NASA Day of Remembrance, Honoring the Brave People Who Lost Their Lives in the Pursuit of Space Exploration

Day of Remembrance
NASA Administrator Charles Bolden and his wife Alexis lay a wreath at Arlington National Cemetery
photo by Joel Kowsky via NASA

Today NASA observes its Day of Remembrance, a day to honor people who have lost their lives in the name of space exploration while in line of service to NASA.

President Barack Obama issued a statement in observance of this year’s Day of Remembrance.

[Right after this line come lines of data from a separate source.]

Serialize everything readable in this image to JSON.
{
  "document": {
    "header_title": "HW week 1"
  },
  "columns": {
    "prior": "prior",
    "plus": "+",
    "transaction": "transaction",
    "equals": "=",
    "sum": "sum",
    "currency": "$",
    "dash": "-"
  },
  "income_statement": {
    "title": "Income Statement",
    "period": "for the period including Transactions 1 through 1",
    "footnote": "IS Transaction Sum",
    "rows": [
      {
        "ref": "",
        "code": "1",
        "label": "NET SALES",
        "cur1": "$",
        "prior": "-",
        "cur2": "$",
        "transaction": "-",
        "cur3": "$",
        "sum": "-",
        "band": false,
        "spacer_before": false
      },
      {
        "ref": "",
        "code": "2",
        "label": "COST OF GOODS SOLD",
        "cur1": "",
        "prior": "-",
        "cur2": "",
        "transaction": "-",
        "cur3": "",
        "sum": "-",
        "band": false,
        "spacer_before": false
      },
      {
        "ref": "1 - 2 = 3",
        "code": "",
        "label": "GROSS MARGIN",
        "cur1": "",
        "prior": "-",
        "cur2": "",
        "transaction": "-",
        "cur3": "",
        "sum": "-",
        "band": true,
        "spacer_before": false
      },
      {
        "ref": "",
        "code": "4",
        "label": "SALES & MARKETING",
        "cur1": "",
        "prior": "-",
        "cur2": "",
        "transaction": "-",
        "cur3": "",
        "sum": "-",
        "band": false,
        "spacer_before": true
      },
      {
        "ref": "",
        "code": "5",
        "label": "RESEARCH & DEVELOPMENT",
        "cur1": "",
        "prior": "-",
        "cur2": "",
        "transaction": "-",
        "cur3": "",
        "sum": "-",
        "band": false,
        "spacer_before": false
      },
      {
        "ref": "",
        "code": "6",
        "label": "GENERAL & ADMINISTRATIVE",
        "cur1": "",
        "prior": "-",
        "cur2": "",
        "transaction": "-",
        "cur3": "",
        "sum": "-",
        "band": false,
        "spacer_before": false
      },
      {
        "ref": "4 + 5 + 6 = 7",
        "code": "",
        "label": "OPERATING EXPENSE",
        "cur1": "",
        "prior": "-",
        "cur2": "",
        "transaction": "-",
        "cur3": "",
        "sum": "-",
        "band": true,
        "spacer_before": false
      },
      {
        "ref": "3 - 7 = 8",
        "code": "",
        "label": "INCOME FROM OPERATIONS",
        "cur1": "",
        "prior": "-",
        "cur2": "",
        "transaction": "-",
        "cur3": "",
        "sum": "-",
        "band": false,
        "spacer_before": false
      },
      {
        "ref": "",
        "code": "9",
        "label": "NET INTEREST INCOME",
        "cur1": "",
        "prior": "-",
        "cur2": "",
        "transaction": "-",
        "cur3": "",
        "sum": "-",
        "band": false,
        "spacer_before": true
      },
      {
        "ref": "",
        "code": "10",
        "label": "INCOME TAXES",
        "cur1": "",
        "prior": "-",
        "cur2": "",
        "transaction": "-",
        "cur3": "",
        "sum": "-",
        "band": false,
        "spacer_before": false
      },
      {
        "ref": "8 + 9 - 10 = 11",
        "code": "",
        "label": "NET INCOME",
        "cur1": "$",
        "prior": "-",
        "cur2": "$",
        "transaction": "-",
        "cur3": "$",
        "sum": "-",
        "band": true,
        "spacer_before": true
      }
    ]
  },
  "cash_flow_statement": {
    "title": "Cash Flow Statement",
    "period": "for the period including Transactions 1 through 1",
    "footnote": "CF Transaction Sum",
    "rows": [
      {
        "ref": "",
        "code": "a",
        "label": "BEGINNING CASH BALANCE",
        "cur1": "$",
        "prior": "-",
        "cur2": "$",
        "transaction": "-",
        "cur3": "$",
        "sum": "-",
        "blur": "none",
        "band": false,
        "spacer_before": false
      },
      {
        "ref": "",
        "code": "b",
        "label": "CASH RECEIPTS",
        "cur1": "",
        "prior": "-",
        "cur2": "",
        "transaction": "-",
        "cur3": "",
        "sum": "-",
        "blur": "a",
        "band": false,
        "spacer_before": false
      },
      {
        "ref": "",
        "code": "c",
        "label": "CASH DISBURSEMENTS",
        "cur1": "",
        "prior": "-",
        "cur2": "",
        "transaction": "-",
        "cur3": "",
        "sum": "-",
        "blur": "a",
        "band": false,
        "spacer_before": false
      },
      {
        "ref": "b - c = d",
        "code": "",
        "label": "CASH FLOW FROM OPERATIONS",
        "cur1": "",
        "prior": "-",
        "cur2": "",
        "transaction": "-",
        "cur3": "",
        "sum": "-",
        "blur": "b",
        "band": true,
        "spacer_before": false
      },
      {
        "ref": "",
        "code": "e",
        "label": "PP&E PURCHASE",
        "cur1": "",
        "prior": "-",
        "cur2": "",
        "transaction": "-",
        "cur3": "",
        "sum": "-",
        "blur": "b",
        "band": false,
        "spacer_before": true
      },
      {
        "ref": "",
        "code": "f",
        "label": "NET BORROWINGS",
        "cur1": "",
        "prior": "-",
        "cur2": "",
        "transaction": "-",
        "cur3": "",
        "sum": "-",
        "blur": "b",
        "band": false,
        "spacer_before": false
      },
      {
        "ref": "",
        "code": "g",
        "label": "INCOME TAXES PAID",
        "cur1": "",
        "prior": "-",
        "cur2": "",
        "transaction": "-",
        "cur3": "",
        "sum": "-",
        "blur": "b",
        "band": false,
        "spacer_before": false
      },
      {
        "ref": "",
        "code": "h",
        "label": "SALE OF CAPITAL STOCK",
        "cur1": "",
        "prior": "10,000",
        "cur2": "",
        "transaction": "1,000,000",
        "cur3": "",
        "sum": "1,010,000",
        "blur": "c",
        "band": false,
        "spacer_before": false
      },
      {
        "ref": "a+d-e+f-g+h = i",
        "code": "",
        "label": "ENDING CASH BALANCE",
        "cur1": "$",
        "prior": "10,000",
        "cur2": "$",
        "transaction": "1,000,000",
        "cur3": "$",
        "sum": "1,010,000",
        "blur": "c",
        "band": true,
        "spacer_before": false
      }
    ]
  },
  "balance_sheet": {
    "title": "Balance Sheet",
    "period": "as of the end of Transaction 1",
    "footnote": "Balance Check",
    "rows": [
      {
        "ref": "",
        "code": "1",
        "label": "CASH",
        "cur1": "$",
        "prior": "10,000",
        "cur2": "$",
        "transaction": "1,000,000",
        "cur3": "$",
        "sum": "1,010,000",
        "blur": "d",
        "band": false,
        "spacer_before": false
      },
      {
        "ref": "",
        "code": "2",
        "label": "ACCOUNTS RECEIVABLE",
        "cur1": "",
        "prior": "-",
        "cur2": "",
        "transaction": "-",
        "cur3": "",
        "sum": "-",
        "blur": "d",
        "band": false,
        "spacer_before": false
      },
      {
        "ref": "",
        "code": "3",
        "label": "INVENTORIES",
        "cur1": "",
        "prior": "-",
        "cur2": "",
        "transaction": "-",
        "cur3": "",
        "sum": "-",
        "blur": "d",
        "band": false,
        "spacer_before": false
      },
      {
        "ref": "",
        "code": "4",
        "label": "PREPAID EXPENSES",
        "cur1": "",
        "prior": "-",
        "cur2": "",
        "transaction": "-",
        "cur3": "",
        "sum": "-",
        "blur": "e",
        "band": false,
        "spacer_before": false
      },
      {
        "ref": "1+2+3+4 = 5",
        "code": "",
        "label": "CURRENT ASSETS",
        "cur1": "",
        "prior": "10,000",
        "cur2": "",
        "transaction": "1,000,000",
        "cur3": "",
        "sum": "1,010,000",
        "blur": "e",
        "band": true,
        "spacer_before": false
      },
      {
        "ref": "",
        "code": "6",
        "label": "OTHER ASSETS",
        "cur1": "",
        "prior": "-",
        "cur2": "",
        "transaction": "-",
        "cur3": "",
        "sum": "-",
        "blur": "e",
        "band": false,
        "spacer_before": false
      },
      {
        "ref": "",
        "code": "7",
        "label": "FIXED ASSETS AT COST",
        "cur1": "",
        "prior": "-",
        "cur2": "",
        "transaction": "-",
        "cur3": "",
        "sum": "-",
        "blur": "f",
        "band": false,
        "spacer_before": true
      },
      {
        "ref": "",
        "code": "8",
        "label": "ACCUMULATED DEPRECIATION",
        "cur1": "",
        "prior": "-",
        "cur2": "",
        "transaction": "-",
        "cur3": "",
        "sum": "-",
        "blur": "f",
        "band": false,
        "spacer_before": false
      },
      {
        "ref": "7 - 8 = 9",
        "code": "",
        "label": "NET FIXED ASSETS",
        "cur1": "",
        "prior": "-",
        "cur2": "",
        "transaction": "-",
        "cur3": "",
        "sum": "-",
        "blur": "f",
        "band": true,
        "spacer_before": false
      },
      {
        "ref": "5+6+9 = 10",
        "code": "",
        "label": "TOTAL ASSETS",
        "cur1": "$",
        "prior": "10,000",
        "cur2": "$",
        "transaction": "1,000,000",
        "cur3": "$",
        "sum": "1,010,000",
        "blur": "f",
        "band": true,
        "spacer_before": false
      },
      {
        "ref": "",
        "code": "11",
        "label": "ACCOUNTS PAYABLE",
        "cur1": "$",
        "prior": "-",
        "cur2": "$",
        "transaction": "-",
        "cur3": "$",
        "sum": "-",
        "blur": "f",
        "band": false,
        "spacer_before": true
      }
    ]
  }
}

Despite the dangers [of space travel], we continue to reach for the stars, study the wonders of the universe, and learn more about the planet we call home. As a country, we support the innovators hard at work on the next generation of cutting-edge research and innovation. We seek to inspire the young people pursuing careers in science, technology, engineering, and mathematics. From new partnerships with private industry to the development of groundbreaking inventions that Americans will take with them into the Solar System and eventually to Mars, we will continue our journey of discovery.

With every challenge overcome, with every mission safely accomplished, we honor those who gave their lives for the cause of exploration. We will continue to build on their discoveries and their technical achievements, and guided by their courage and determination, to lead the world in exploring the mysteries of space.

Virgil “Gus” Grissom, Edward White, and Roger Chaffee of the Apollo 1 mission were killed when a fire broke out during preflight testing on the launch pad on January 27, 1967.

Apollo 1
photo via NASA

Twenty-nine years ago today, on January 28, 1986, engine failure caused the destruction of the Shuttle Challenger mere moments after launch, killing all seven crewmembers onboard: Francis R. Scobee, Michael J. Smith, Judith A. Resnik, Ellison S. Onizuka, Ronald E. McNair, Gregory B. Jarvis, and Sharon Christa McAuliffe.

Challenger Crew
photo via NASA

On February 1, 2003, the Columbia disintegrated over Texas and Louisiana while reentering Earth’s atmosphere due to a piece of foam shedding from the shuttle and damaging the left wing. The seven crewmembers on the shuttle—Rick D. Husband, William C. McCool, David Brown, Laurel Blair Salton Clark, Michael P. Anderson, Kalpana Chawla, as well as Israel’s first astronaut, Ilan Ramon—all perished.

photo via NASA